I’ve backed the Kickstarter project Point. Point is a device that on the front-end, in your home, works as a sensor hub and alarm. At the back-end it feeds a machine learning database that learns your patterns, and shows them to you over time. The whole set-up can be controlled by an app (both iPhone and Android). An API is provided, and it can also talk to IFTTT so you can connect your own triggers and devices if you want (and I do).
Point is an existing product, and this Kickstarter is meant to collect pre-orders for the second generation device.
To me the alarm part of the Point devices is less interesting than having a very capable sensorhub in the home. I’ve pre-ordered 4 Points, one for each floor of our home, and one for the garden shed. The sensors it has on board are:
- Barometric pressure
- Ambient light

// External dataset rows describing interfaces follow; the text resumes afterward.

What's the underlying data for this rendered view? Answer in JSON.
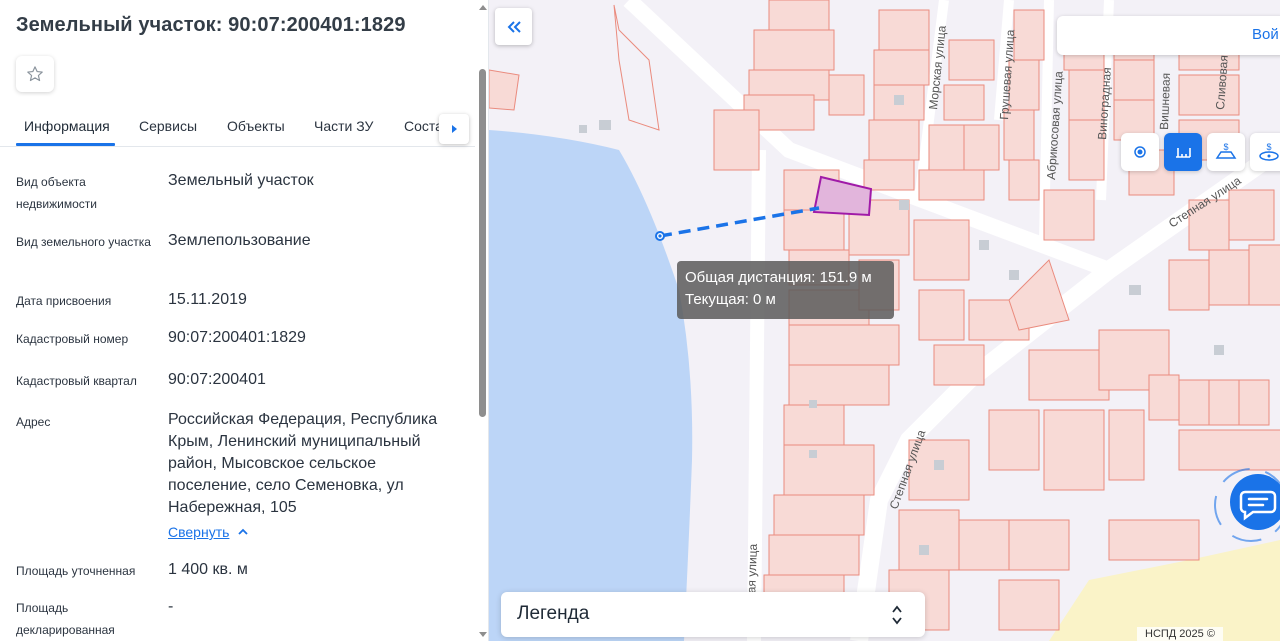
{
  "panel": {
    "title": "Земельный участок: 90:07:200401:1829",
    "tabs": [
      {
        "label": "Информация",
        "active": true
      },
      {
        "label": "Сервисы"
      },
      {
        "label": "Объекты"
      },
      {
        "label": "Части ЗУ"
      },
      {
        "label": "Соста"
      }
    ],
    "rows": [
      {
        "label": "Вид объекта недвижимости",
        "value": "Земельный участок"
      },
      {
        "label": "Вид земельного участка",
        "value": "Землепользование"
      },
      {
        "label": "Дата присвоения",
        "value": "15.11.2019"
      },
      {
        "label": "Кадастровый номер",
        "value": "90:07:200401:1829"
      },
      {
        "label": "Кадастровый квартал",
        "value": "90:07:200401"
      },
      {
        "label": "Адрес",
        "value": "Российская Федерация, Республика Крым, Ленинский муниципальный район, Мысовское сельское поселение, село Семеновка, ул Набережная, 105"
      },
      {
        "label": "Площадь уточненная",
        "value": "1 400 кв. м"
      },
      {
        "label": "Площадь декларированная",
        "value": "-"
      }
    ],
    "collapse_label": "Свернуть"
  },
  "map": {
    "login_label": "Вой",
    "tooltip": {
      "total": "Общая дистанция: 151.9 м",
      "current": "Текущая: 0 м"
    },
    "legend_label": "Легенда",
    "copyright": "НСПД 2025 ©",
    "street_labels": [
      "Морская улица",
      "Грушевая улица",
      "Абрикосовая улица",
      "Виноградная",
      "Вишневая",
      "Сливовая",
      "Степная улица",
      "Степная улица",
      "ная улица"
    ],
    "colors": {
      "accent": "#1a73e8",
      "water": "#bcd5f7",
      "parcel_stroke": "#ea8b7e",
      "parcel_fill": "#f8dad6",
      "selected_parcel": "#a01aa8",
      "measure_line": "#1a73e8"
    }
  }
}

The company behind Point is Minut based in Sweden and China, and they state they take privacy protection seriously. It delivers on this, the company says, by doing a lot of the sensor signal processing locally in the device, and then only forwarding exceptions or events of interest (sudden sound e.g. in dB, though not the sound itself) to the centralised database at Minut. Traffic is encrypted, though the owner of the device has no posession of the keys. So in the event that the company should close up shop, there is the risk of having 4 smart but bricked devices, because there would be no way to read out the data it is sending, nor redirect the data to another database for instance. Given they’ve been around since 2014, this is their second run (and they know all about production and supply chains already) and that Thomas is now an investor and advisor to them, is reassuring. Hopefully over time they realise that true privacy also means I should have full control over how and where the traffic gets send, even if it means foregoing their entire back-end service. By the time the devices get delivered (May, so likely just in time for the Stuff That Matters 2018 Smart Homes unconference), I intend to open a discussion with them on those ‘privacy by design‘ aspects.